“GOLD and Mind Fish, they do it right,” Sattler said. “Just with this show, they didn’t wait for us as the venue to create a Facebook event. They did it, and they want to self-promote. The difference between the bands that promote themselves and [the bands that] don’t is one band plays to 200 people and the other plays to 50.”
Tartaglia credits that promotion as a big factor in how this summer has gone for Mind Fish, GOLD and Tropic Bombs.
“It’s the energy of the promotions going into the show because I’ve known a lot of bands that have a lot of great energy and bands that draw well over the past some-odd years,” Tartaglia said. “I know GOLD and Tropic Bombs — I’m sure they’d say the same about us — just the amount of promotion that goes into it, it’s hyped up. There’s a lot of buzz and we all know that, but we’re still real dedicated, real professional about what we’re doing.”
Beyond the promotion, GOLD used Garage Band to self-produce its 2010 six-song EP.
“It’s a pretty simple program, but you can move really fast with it,” GOLD bassist Tom Martin said. “That’s not a plug for Apple, though. I’m glad we did it ourselves because of the problems with some of the early bands me, Zach and Jacob [Czerniejewski were in]. When we went into a recording studio, you’re on the clock and it’s not a very comfortable atmosphere, and the technology has become more affordable.”
That affordability is one of the pluses Sattler highlighted for local musicians.
“In a city like Toledo, a band can get a record made for half the cost of what they can do it anywhere else, and you’ve got people doing it,” Sattler said. “I know GOLD recorded theirs on their own. Thirty Three and 1/3 just put an album out. I know that bands aren’t having to pay what they used to, and so I think Toledo’s really good for that. And not to mention, we’re surrounded by five great music markets that these bands can head out for a weekend and do a show in Columbus, or Cleveland or Detroit.
“Toledo’s a great place for a band to start.”
Irons in the fire
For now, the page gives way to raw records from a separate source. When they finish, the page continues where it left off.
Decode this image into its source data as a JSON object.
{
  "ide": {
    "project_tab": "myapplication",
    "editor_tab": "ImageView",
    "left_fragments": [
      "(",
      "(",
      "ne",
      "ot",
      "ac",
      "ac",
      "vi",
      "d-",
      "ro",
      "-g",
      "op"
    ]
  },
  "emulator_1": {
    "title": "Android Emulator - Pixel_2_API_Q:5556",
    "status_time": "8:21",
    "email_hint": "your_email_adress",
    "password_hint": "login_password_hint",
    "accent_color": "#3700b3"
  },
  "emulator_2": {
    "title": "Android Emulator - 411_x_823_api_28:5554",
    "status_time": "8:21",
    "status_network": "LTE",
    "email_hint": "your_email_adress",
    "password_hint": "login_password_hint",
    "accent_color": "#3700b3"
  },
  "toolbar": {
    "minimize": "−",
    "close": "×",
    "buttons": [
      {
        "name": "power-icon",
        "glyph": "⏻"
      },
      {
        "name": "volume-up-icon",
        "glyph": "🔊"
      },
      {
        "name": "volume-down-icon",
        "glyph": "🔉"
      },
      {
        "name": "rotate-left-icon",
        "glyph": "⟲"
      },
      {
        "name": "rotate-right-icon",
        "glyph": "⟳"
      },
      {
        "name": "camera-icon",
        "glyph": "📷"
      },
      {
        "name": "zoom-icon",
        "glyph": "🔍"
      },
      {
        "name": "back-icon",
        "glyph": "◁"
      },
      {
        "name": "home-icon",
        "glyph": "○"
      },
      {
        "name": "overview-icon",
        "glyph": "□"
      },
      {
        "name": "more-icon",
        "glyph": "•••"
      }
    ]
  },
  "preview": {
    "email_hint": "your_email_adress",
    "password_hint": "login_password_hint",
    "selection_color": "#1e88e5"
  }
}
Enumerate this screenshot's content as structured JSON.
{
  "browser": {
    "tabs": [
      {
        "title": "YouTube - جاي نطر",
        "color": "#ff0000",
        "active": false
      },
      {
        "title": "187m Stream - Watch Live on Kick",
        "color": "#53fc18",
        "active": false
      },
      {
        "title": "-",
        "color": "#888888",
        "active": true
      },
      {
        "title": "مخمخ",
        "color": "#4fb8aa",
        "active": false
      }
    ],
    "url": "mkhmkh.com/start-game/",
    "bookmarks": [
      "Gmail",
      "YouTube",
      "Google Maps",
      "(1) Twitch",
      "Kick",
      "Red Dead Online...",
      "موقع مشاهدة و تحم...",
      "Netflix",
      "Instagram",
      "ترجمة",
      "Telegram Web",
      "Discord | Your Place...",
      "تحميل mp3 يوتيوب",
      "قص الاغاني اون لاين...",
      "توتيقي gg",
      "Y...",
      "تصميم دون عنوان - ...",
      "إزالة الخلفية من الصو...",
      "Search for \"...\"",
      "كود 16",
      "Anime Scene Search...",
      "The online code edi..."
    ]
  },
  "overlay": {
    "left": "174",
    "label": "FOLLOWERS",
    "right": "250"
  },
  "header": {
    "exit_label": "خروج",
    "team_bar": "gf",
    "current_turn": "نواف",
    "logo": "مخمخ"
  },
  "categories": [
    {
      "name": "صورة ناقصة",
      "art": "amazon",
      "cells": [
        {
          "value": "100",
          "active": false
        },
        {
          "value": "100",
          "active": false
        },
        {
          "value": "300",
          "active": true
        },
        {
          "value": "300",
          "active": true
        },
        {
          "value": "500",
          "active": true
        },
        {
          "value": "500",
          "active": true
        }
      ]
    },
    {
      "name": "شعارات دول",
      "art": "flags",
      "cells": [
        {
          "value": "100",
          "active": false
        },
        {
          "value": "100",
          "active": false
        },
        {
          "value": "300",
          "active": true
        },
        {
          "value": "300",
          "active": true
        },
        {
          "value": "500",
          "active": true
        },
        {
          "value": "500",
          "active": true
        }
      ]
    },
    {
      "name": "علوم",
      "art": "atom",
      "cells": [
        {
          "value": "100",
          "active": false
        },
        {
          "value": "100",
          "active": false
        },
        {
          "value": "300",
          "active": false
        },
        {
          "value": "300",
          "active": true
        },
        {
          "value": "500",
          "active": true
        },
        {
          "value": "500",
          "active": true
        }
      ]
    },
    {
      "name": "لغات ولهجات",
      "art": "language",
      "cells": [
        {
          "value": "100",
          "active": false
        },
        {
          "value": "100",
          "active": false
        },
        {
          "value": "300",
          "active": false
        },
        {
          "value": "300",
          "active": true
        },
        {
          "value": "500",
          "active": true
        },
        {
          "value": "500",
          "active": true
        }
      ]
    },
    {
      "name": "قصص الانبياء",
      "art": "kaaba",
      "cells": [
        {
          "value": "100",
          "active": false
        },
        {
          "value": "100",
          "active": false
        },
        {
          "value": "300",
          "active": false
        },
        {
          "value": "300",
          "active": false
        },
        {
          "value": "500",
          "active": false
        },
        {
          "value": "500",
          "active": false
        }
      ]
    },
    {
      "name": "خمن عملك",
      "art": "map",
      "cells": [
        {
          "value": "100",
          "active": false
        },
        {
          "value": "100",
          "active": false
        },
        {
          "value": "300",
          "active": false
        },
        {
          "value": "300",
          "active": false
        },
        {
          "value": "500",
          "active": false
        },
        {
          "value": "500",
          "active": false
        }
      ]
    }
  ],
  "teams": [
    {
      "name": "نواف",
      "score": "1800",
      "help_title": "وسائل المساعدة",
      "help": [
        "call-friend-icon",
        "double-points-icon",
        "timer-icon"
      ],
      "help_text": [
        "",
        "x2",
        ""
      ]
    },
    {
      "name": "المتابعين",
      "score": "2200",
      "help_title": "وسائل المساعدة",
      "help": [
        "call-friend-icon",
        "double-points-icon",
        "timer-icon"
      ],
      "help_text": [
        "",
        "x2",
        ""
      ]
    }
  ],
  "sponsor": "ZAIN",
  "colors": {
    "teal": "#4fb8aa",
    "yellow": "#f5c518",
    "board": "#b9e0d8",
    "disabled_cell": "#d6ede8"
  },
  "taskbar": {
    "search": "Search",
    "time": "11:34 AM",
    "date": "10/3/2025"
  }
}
Mind Fish, GOLD and Tropic Bombs all have future, full-length albums in the works. While each band has its own distinctive sound, they all try to make the live shows as fun and energetic as possible.
“I think that’s what the three of us bands have in common,” said Ruetz, who at 24 has been playing music with Martin and Czerniejewski for eight years. “It’s all really positive stuff, and I think we need that right now in these times, in the recession and everything. People want to be entertained.”
Tropic Bombs vocalist Ryan Wayton echoed Ruetz’s sentiments in a July interview with Toledo Free Press Star.
“We all feel this resurgence, which is what we wanted out of the music scene,” Wayton said. “I feel like a lot of the people — like the fans and friends and stuff — are having a good time. A lot of them I think just embrace it because it takes them back to the old days with Promise of Tomorrow and stuff like that from what they’ve told me. It’s great.”
Tartaglia said Mind Fish plans to play in 15 different cities during the next two months with the ultimate goal being to do local spotlights on 89X. The band is aiming for a January release of its new album and will soon launch its new website — themindfish.com — as well as a Kickstarter.com project to try and produce hard copies of the new record.
“I just hope it keeps spreading exactly how it is right now, just little by little,” Tartaglia said. “I don’t think I can ask for anything more.”
Mind Fish, GOLD and The Strong Talk will perform a free show Aug. 27 at the Ottawa Tavern, located at 1815 Adams St. in Toledo. The show starts at 10 p.m. In addition to the concert being Tartaglia’s 21st birthday, Mind Fish will release two new songs off its upcoming album that show attendees can pick up for any price they choose, including for free. The band will also have new, $10 T-shirts available, while GOLD may play some new tunes as well. For more information, call (419) 725-5483, or visit http://otavern.com.